influences of Zoroastrianism on Judaism are indisputable. For example,
female hygiene customs and mikvah, (the ritual bath), bar mitzvah, (coming
of age), mitzvah, (good deeds), daily prayer schedules are still
practiced by the dwindling Zoroastrian communities in Iran and India.
When Abraham led his people out of Ur (today's southern Iraq) and
migrated to Canaan, along with their belongings and herds, his
followers carried some of the well-known local narratives that were
chiseled in cuneiform script on clay tablets. These were the Hammurrabi
Laws, Gilgamesh (the narrative of the flood) Enuma Elish, (the story of
creation), and Atrahasis (more about the flood.) Later, these epics and some of the laws were entered into Genesis, at times verbatim.
The author, while wondering who "invented" the Jewish People has gone to
great lengths searching the ethnic background of various later converts into
Judaism such as Ashkenazics, Sephardics, Ethiopian Beta Israel (Falashas)

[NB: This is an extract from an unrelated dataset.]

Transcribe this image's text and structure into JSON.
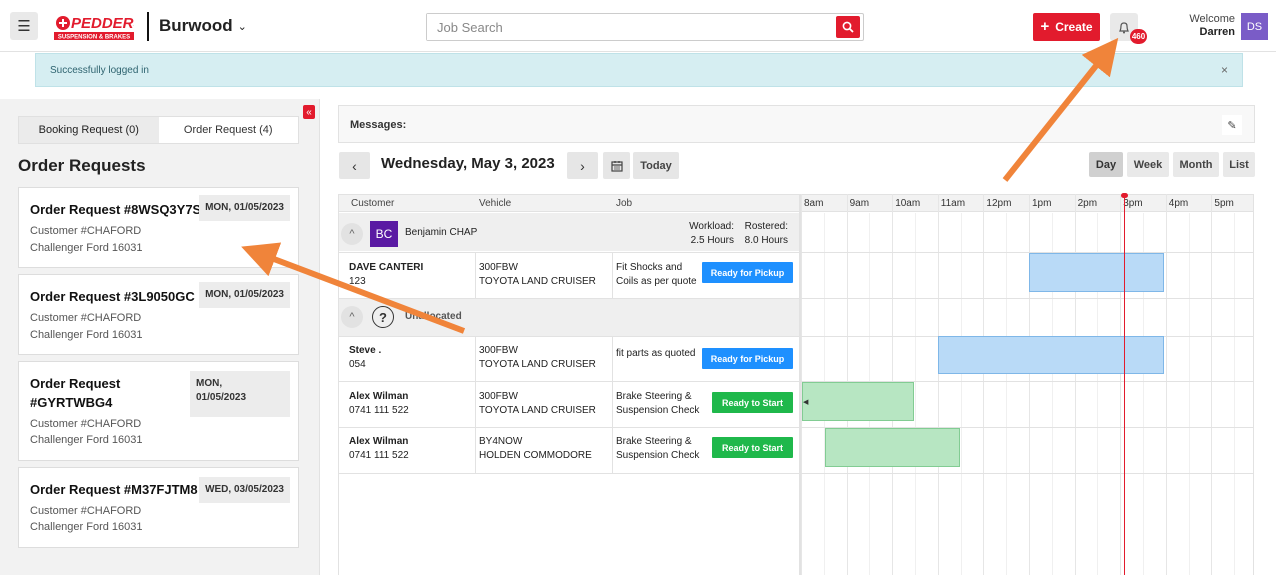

and Yemenite Jews. The author, except citing the Palestinians as true Jews, has failed to mention other Eastern Jews such as Persians, Iraqis and the still Aramaic--speaking Kurdish Jews in Israel (the Yahudat Kurdistan). These Jews, although much reduced in numbers following the formation of the State of
Israel in 1948 and the Iranian Islamic Revolution of 1979, are the true children of Zion who during millennia of abuse and discrimination by their neighbors and rulers had kept the faith. They are the authentic and mostly forgotten Jews who were never "invented."